## [Your instructions]
What do the entries below say? Restate them word for word.

## [Material for the task]

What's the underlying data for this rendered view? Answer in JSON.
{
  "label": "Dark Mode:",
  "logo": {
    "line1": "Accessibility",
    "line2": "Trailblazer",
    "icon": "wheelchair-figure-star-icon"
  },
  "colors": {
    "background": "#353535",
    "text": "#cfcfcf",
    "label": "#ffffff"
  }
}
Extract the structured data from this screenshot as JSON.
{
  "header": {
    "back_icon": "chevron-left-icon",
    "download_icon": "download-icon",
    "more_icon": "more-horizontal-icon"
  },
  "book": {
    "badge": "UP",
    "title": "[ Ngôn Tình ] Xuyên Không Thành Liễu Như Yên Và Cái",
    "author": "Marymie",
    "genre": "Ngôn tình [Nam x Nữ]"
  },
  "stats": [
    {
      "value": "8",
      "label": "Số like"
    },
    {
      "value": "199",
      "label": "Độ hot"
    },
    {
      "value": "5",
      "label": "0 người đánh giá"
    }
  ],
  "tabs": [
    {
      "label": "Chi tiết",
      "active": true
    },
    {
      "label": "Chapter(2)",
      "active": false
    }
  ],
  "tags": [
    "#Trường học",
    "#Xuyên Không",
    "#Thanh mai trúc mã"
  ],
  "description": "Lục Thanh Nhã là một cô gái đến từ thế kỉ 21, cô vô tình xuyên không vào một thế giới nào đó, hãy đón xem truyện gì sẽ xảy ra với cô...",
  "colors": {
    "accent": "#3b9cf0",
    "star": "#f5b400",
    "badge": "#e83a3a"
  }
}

## [Solution to the exercise]
What's the underlying data for this rendered view? Answer in JSON.
{
  "label": "Dark Mode:",
  "logo": {
    "line1": "Accessibility",
    "line2": "Trailblazer",
    "icon": "wheelchair-figure-star-icon"
  },
  "colors": {
    "background": "#353535",
    "text": "#cfcfcf",
    "label": "#ffffff"
  }
}
Extract the structured data from this screenshot as JSON.
{
  "header": {
    "back_icon": "chevron-left-icon",
    "download_icon": "download-icon",
    "more_icon": "more-horizontal-icon"
  },
  "book": {
    "badge": "UP",
    "title": "[ Ngôn Tình ] Xuyên Không Thành Liễu Như Yên Và Cái",
    "author": "Marymie",
    "genre": "Ngôn tình [Nam x Nữ]"
  },
  "stats": [
    {
      "value": "8",
      "label": "Số like"
    },
    {
      "value": "199",
      "label": "Độ hot"
    },
    {
      "value": "5",
      "label": "0 người đánh giá"
    }
  ],
  "tabs": [
    {
      "label": "Chi tiết",
      "active": true
    },
    {
      "label": "Chapter(2)",
      "active": false
    }
  ],
  "tags": [
    "#Trường học",
    "#Xuyên Không",
    "#Thanh mai trúc mã"
  ],
  "description": "Lục Thanh Nhã là một cô gái đến từ thế kỉ 21, cô vô tình xuyên không vào một thế giới nào đó, hãy đón xem truyện gì sẽ xảy ra với cô...",
  "colors": {
    "accent": "#3b9cf0",
    "star": "#f5b400",
    "badge": "#e83a3a"
  }
}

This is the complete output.